This year I was ready to embrace the dual role of public school and homeschool parent.
I was prepared and determined to rock this new stage.
And rock it I did.
For seven. whole. days.
And then my daughter’s journey into the public school came to a very abrupt end when she realized that it was not the best fit for learning during her high school years.
In all honesty, she realized it within the first three days but we encouraged her to keep going.
By day six, she shared her very clear reasons with us and asked to come home.
Her reasons made sense. They confirmed some of our own suspicions. And we knew that waiting much longer to make the switch would mean trying to shift gears midyear.
The realities weren’t going to change so we decided to pull the plug that week and get her started at home right away.
We all agreed that it was the best decision and here are the top five reasons my daughter decided to return home:
Public school is timing consuming. It consumed her day and then it consumed quite a bit of her evening. She realized that much of her time was being consumed by school and the heavy workload had not even kicked into full gear.
I am sure our 30-minute drive to and from wasn’t helping, but I know lots of kids that sit on buses for 20-60 minutes one way, so a 30-minute ride for school isn’t too uncommon.
But she was done with it all. She wanted her time back.
The classroom is not the most conducive to her learning style. The teachers do not teach the way she learns best.
There were so many distractions and the pacing was too fast at times. Teachers often said things verbally that weren’t written anywhere and they expected everyone to keep up and write them down.
This isn’t ideal for anyone with auditory processing difficulty.
This meant that she “learned” things in a classroom and then had to learn them again at home with me teaching them. She was perfectly capable of learning the information, but not in the school classroom setting.
There were certainly paths we could walk to get her support and help in the classroom, but the process was clearly going to be long and tedious even though we already had all of the testing results ready to share.
And ultimately, she has a mom who was willing to homeschool her so the frustration wasn’t worth it.
She was eager to branch out and meet new friends at school.
And she did!
But she quickly realized there was a limited amount of time to actually socialize with them. (The irony of a lack of socialization time in school wasn’t lost on me…)
Ultimately she realized there wasn’t a “hole” in her life the way she felt at one time.
She turned in an application to this school during a time when she felt lonely and a bit lost at home.

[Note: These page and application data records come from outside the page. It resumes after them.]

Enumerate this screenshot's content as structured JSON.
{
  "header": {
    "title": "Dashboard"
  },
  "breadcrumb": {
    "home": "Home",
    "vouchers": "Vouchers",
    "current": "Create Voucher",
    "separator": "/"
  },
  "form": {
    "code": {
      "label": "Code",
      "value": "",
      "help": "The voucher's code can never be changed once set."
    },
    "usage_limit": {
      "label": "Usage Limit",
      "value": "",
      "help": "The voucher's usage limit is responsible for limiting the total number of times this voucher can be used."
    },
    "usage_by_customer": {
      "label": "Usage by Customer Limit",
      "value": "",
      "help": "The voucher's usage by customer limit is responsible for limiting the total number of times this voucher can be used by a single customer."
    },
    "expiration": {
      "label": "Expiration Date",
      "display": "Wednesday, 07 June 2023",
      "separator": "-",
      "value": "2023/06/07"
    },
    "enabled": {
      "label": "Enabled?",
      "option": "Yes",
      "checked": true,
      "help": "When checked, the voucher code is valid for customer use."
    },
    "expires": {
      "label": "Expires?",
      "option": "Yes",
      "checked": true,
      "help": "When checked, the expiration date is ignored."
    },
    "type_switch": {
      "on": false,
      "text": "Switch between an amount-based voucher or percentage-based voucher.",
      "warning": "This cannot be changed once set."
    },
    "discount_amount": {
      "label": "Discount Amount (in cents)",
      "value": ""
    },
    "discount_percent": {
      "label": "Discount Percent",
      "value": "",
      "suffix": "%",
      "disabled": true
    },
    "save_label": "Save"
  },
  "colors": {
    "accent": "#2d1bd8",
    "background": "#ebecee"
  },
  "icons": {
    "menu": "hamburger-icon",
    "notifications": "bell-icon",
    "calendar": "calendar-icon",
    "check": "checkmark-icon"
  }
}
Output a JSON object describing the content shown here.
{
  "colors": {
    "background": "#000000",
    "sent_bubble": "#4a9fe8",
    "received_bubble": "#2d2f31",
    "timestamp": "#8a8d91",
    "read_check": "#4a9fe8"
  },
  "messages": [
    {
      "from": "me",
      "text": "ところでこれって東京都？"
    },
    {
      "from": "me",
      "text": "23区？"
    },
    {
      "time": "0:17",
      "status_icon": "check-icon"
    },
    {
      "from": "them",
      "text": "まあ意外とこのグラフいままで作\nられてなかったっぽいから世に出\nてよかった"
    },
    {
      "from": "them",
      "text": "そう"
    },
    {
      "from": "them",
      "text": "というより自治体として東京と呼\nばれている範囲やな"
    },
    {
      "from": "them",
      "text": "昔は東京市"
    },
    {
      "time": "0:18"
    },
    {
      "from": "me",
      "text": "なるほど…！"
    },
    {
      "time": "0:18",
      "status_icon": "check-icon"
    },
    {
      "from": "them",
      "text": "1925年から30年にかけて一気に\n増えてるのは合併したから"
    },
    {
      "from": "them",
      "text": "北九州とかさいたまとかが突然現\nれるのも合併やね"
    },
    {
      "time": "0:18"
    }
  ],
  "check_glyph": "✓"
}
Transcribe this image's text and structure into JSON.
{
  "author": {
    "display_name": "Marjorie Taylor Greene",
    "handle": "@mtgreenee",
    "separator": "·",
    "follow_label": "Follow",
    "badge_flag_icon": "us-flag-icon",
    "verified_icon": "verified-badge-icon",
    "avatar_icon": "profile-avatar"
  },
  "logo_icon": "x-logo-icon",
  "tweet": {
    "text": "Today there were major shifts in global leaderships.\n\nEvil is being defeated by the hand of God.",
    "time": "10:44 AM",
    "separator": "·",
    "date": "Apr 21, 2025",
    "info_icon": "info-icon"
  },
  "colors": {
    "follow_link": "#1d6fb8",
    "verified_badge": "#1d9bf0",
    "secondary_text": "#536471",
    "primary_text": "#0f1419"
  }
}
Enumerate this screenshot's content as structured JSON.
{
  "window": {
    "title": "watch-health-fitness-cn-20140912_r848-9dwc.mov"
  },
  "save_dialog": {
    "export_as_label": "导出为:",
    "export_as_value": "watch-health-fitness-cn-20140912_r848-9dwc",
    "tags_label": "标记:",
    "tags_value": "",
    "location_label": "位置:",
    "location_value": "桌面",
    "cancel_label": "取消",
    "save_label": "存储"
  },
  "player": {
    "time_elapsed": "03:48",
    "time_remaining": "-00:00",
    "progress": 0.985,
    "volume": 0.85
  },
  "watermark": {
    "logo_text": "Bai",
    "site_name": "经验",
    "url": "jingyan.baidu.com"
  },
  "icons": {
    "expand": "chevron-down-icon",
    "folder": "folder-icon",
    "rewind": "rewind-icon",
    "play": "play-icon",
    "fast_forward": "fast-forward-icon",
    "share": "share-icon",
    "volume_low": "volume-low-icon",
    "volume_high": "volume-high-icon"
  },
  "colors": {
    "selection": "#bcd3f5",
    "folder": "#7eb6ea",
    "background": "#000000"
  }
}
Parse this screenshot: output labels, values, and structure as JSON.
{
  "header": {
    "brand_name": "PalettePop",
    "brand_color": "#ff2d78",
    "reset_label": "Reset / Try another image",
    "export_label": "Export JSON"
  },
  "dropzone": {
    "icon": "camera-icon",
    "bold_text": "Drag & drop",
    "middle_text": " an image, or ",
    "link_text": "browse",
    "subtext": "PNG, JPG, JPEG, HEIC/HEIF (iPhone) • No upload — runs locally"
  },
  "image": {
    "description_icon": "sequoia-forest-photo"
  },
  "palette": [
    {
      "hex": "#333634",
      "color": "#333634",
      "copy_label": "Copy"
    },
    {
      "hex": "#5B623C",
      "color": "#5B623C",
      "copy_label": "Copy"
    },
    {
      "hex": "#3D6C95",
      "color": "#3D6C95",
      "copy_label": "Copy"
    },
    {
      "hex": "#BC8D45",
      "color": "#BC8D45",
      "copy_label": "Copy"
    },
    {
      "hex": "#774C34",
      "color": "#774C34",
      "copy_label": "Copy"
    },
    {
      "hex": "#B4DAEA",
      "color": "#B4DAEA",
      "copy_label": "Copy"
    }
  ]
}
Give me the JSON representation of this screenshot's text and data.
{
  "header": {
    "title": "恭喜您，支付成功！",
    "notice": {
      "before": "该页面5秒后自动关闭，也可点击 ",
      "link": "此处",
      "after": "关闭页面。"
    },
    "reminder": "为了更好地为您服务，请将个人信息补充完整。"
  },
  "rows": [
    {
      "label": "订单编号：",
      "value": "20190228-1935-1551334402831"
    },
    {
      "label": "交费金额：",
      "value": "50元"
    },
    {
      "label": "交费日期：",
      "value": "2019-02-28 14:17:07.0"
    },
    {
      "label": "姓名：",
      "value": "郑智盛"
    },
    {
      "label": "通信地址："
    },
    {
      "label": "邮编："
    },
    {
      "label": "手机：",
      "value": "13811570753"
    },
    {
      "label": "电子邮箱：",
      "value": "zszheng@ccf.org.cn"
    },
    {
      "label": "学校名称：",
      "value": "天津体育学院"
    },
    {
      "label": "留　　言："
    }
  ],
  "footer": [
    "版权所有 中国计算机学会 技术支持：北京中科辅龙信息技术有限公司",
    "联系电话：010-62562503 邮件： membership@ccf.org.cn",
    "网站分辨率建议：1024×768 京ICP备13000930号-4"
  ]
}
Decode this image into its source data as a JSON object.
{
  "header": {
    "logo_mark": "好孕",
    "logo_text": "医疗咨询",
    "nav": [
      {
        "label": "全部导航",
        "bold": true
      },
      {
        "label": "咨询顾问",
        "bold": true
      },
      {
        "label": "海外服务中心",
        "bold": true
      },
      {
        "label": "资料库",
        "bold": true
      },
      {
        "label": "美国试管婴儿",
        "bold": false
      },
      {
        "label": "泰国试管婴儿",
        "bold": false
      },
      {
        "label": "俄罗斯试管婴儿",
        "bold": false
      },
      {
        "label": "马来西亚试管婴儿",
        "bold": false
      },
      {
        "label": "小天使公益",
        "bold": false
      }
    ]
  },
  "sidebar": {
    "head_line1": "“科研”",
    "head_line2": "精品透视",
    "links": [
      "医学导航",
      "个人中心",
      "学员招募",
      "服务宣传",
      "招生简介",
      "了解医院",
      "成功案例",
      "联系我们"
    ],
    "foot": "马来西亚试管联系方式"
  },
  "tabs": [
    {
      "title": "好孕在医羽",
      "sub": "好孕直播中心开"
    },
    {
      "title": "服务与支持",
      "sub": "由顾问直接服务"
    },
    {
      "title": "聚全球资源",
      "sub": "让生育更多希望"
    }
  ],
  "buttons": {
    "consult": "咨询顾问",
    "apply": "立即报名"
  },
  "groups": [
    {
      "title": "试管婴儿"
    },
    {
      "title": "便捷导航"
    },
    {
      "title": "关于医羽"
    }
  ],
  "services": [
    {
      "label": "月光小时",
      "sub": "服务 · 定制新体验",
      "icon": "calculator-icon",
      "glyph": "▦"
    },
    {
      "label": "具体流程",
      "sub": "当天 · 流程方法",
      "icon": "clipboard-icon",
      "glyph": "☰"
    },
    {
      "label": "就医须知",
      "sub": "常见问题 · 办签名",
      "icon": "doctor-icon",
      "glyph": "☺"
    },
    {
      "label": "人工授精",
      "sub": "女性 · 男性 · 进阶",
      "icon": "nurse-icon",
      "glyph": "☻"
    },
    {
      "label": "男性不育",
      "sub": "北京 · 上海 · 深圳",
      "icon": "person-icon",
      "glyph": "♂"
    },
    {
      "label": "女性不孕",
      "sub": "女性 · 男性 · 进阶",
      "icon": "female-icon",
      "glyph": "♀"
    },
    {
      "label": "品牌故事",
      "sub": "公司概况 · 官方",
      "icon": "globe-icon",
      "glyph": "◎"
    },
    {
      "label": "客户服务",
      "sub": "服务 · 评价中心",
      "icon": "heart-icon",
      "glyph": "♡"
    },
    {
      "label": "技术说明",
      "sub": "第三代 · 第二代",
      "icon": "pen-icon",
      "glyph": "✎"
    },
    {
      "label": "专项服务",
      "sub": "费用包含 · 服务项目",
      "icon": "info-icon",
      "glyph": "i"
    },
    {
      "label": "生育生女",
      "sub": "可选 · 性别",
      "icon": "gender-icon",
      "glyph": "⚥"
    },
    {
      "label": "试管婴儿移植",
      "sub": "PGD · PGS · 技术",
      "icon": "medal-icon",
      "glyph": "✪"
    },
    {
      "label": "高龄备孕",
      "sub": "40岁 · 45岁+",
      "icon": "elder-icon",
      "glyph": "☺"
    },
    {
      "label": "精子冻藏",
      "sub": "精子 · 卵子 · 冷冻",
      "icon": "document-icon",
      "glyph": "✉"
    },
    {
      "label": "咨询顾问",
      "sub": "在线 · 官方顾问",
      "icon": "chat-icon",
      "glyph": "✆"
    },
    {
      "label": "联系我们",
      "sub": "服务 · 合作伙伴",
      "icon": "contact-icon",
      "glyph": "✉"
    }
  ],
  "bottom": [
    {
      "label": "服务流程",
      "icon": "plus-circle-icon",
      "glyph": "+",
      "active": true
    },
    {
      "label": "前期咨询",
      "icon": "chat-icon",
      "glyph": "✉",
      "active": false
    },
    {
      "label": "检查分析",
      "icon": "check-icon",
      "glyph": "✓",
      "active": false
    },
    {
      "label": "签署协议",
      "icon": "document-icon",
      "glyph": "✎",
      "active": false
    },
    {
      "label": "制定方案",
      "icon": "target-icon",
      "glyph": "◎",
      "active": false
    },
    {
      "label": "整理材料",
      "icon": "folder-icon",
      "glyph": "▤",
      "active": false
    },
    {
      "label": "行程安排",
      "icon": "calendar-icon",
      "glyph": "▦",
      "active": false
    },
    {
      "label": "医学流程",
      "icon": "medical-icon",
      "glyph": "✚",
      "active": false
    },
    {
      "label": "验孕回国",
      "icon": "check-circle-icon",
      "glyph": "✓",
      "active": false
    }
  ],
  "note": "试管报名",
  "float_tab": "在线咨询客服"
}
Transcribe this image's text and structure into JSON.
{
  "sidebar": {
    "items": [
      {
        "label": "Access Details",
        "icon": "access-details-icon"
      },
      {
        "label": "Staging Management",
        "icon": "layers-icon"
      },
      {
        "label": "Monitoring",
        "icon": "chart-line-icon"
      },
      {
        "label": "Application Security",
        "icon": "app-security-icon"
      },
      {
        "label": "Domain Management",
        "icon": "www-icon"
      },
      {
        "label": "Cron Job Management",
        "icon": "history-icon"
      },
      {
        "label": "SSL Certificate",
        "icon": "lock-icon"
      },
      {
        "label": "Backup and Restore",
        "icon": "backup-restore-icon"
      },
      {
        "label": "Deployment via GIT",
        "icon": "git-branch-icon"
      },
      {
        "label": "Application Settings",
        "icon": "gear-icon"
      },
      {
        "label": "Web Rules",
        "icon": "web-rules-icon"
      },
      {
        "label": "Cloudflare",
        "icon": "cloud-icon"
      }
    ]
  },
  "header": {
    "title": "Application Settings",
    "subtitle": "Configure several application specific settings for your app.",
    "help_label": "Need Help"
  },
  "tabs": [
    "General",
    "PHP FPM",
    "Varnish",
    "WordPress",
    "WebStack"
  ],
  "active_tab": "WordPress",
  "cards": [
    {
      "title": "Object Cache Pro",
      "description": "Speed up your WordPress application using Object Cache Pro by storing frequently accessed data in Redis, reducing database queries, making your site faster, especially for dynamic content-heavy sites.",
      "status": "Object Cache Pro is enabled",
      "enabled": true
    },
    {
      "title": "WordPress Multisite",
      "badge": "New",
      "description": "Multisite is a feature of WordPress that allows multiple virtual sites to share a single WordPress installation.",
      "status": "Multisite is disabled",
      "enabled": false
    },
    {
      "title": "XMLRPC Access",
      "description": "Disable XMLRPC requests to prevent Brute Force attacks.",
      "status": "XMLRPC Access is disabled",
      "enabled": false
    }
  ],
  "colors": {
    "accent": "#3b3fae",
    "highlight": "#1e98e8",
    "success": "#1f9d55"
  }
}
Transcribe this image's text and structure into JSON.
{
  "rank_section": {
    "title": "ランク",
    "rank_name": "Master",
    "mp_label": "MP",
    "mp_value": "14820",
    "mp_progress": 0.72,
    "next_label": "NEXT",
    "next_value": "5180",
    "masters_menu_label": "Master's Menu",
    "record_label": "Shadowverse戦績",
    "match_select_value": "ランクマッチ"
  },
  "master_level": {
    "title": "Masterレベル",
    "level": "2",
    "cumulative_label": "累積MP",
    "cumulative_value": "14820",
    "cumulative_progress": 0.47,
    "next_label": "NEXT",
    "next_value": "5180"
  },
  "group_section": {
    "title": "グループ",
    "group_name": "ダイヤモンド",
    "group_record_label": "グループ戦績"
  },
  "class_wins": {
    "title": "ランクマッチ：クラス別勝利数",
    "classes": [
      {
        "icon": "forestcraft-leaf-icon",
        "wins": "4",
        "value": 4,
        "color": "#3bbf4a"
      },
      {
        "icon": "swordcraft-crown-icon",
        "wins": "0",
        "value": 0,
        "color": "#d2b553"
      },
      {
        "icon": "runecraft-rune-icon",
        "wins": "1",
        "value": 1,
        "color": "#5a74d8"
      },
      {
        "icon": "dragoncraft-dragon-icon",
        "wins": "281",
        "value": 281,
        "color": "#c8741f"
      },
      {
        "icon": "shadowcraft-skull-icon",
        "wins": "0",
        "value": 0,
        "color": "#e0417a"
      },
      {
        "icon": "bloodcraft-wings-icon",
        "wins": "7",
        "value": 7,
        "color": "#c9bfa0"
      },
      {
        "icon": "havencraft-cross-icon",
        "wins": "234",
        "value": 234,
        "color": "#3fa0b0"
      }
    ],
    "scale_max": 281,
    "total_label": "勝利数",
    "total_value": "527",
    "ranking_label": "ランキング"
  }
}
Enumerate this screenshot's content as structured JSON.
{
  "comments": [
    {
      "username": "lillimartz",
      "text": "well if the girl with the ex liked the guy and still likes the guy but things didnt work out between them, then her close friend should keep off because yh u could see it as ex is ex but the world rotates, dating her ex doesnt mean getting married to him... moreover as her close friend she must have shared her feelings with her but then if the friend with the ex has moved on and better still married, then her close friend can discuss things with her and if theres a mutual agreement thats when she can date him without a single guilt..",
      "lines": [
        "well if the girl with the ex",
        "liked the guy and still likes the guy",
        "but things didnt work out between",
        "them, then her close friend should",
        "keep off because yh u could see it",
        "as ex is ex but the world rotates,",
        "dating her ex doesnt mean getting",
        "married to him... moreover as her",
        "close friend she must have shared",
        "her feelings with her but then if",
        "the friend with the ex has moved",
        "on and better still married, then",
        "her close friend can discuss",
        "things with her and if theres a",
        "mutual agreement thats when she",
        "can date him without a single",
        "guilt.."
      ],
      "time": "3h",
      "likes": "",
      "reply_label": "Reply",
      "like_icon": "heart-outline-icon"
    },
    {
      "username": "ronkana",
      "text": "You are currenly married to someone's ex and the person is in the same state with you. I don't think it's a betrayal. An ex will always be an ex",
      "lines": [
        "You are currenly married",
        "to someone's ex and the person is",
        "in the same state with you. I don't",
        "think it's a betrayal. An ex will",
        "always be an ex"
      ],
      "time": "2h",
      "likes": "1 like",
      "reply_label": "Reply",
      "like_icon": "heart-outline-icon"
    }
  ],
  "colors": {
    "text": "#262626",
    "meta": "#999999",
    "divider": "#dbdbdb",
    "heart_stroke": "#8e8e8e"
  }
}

It was at the beginning of our “throw the noodles at the wall” stage and we were working hard to find groups and activities for her to enjoy.
Working hard to find her passions had paid off over the year and she realized that she no longer felt lonely and lost at home, but she was still curious enough to give the school a try.
With her curiosity satisfied, she returned home with confidence.
Let’s face it. Sometimes life is boring. And sometimes that is true of her time in our homeschool.
She has a lot of free time and isn’t able to drive yet to go on adventures, so there is a lot of time spent just sitting at home.
And she was bored.
Turns out that school has plenty of boring moments too.
And she preferred the boredom of home.
BONUS: She doesn’t complain about being bored at home anymore. (HA)
Five: Her Passions
She gave up a weekly master class for musical theater, voice lessons, and drawing classes to leave margin in her life for school. We knew that school would fill in the gaps because her schedule included both a Musical Theater and Visual Arts course at school.
Unfortunately, despite her two years of private art lessons, they enrolled her in the level 1 drawing class and she was bored.
Her musical theater class required projects and writing assignments (as do most classes in school). She was excited to sing, dance, and act in her theater class, but didn’t expect so much written work. After spending a complete class doing written work, she felt pretty disappointed.
She didn’t want her learning weaknesses to destroy an area of strength and enjoyment. And we didn’t either.
We were convinced. Even though we had planned to push her to finish a semester, we knew that wasn’t the right choice.
And we let her change direction with confidence. And we cheered her on again.